Metro Manila (CNN Philippines, November 16)— Several groups and netizens are urging educational institutions to declare an “academic break” as students and teachers try to recover in the aftermath of Typhoon Ulysses (international name: Vamco).

In a social media post over the weekend, the Kabataan party-list said the declaration would be reasonable in light of the challenges posed by the blended and distance learning programs.

“Declare an academic break to assess the current education situation, review faculty and student workload, implement a 'no fail' policy, and provide aid to those in need of food, shelter and other necessities. It's also important to move deadlines,” Kabataan party-list Rep. Sarah Elago said in a statement.

Makatwiran lamang ito sa tindi ng pinsala ng kalamidad sa buhay, bahay, imprastruktura ng internet, komunikasyon at iba pang kailangan sa blended distance education,” she added.

[Translation: This is reasonable because of the strong damage brought by the typhoon to our lives, homes, internet infrastructure, communication, and other requirements for blended distance education.]

Advocacy group #MentalHealthPH also appealed for schools to “hear their students” amid the recent crises.

The hashtag #AcademicBreakNow also dominated social media’s top trending topics on Monday, with students from universities such as the University of Makati and Pamantasan ng Lungsod ng Maynila calling for a breather.

Some universities in Metro Manila, including the University of the Philippines, University of Santo Tomas, and Ateneo de Manila University, have earlier announced week-long suspension of classes to allow a recovery period for members of their communities.

'Academic easing' instead of 'academic freezing'

Education Undersecretary Diosdado San Antonio emphasized the class suspensions declared by local government units due to Typhoon Ulysses act as an 'academic freeze' for students, especially those who are affected by the calamity.

San Antonio underscored the importance of 'academic easing,' which he said the Department of Education advocated after it observed students felt 'overwhelmed' during the first weeks of blended classes. He added that the DepEd talked to teachers and school officials to be more considerate in giving assignments to students, and not be too strict in meeting deadlines.

Schools and universities in the country have earlier switched to online and blended learning programs due to the COVID-19 pandemic.

"When we monitored the first few weeks of classes, we noted that learners are overwhelmed not because the requirements were really overwhelming. We realized the seven months of disengagement from learning activities somehow aggravated this," San Antonio told CNN Philippines' Rico Hizon on Monday night.

Joel Santos, co-founder of Thames International School, supported the idea of integrating 'academic easing' among students to respond to their mental health concerns while studying at home.

"Even if learning continues online, we would like to request to give at least one day to allow socialization for students.

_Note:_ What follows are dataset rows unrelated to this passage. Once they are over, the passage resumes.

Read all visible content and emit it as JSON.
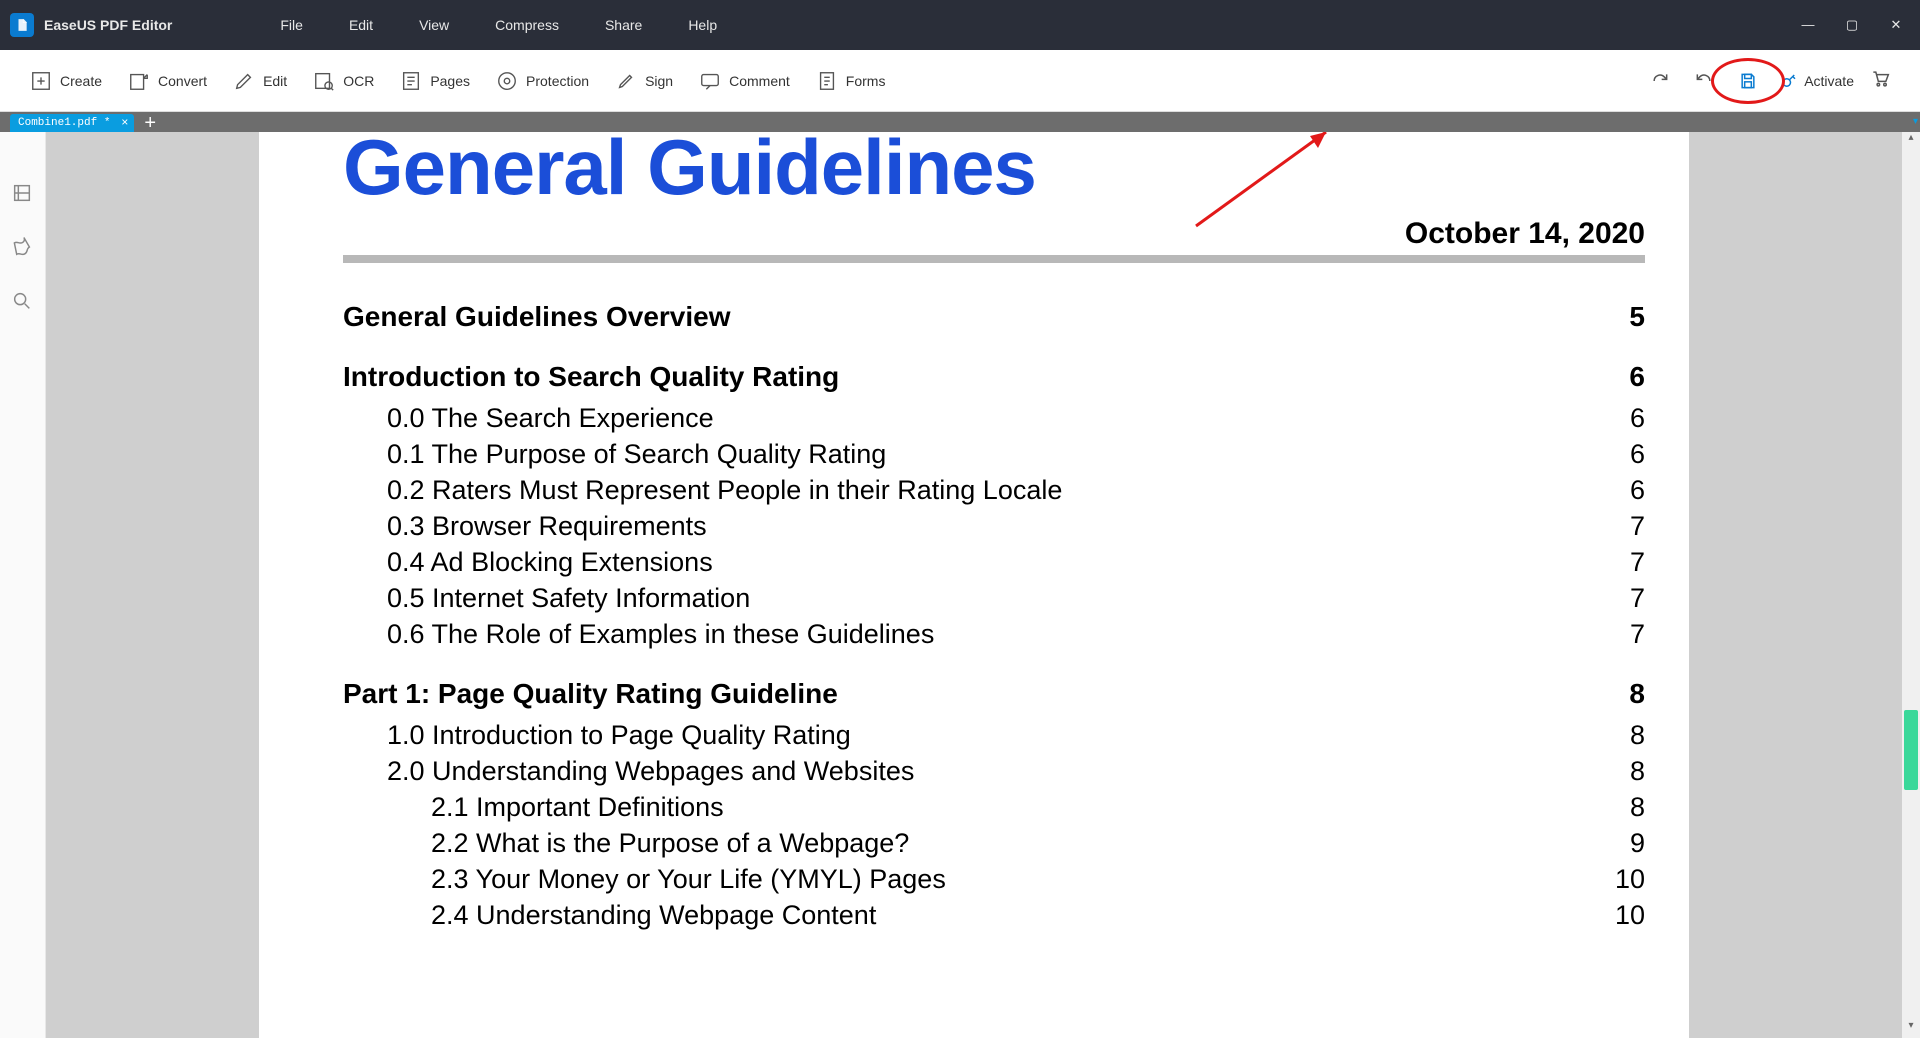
{
  "app": {
    "title": "EaseUS PDF Editor"
  },
  "menus": [
    "File",
    "Edit",
    "View",
    "Compress",
    "Share",
    "Help"
  ],
  "toolbar": {
    "create": "Create",
    "convert": "Convert",
    "edit": "Edit",
    "ocr": "OCR",
    "pages": "Pages",
    "protection": "Protection",
    "sign": "Sign",
    "comment": "Comment",
    "forms": "Forms",
    "activate": "Activate"
  },
  "tab": {
    "name": "Combine1.pdf *"
  },
  "document": {
    "title": "General Guidelines",
    "date": "October 14, 2020",
    "toc": [
      {
        "level": 0,
        "text": "General Guidelines Overview",
        "page": "5"
      },
      {
        "level": 0,
        "text": "Introduction to Search Quality Rating",
        "page": "6"
      },
      {
        "level": 1,
        "text": "0.0 The Search Experience",
        "page": "6"
      },
      {
        "level": 1,
        "text": "0.1 The Purpose of Search Quality Rating",
        "page": "6"
      },
      {
        "level": 1,
        "text": "0.2 Raters Must Represent People in their Rating Locale",
        "page": "6"
      },
      {
        "level": 1,
        "text": "0.3 Browser Requirements",
        "page": "7"
      },
      {
        "level": 1,
        "text": "0.4 Ad Blocking Extensions",
        "page": "7"
      },
      {
        "level": 1,
        "text": "0.5 Internet Safety Information",
        "page": "7"
      },
      {
        "level": 1,
        "text": "0.6 The Role of Examples in these Guidelines",
        "page": "7"
      },
      {
        "level": 0,
        "text": "Part 1: Page Quality Rating Guideline",
        "page": "8"
      },
      {
        "level": 1,
        "text": "1.0 Introduction to Page Quality Rating",
        "page": "8"
      },
      {
        "level": 1,
        "text": "2.0 Understanding Webpages and Websites",
        "page": "8"
      },
      {
        "level": 2,
        "text": "2.1 Important Definitions",
        "page": "8"
      },
      {
        "level": 2,
        "text": "2.2 What is the Purpose of a Webpage?",
        "page": "9"
      },
      {
        "level": 2,
        "text": "2.3 Your Money or Your Life (YMYL) Pages",
        "page": "10"
      },
      {
        "level": 2,
        "text": "2.4 Understanding Webpage Content",
        "page": "10"
      }
    ]
  }
}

We should also take note of the mental and wellness effect of the students, the more we keep them in our houses," Santos appealed.

San Antonio assured DepEd is studying the possibility of mixing blended learning and limited face-to-face classes by January 2021, which will be first implemented in COVID-19 low-risk areas.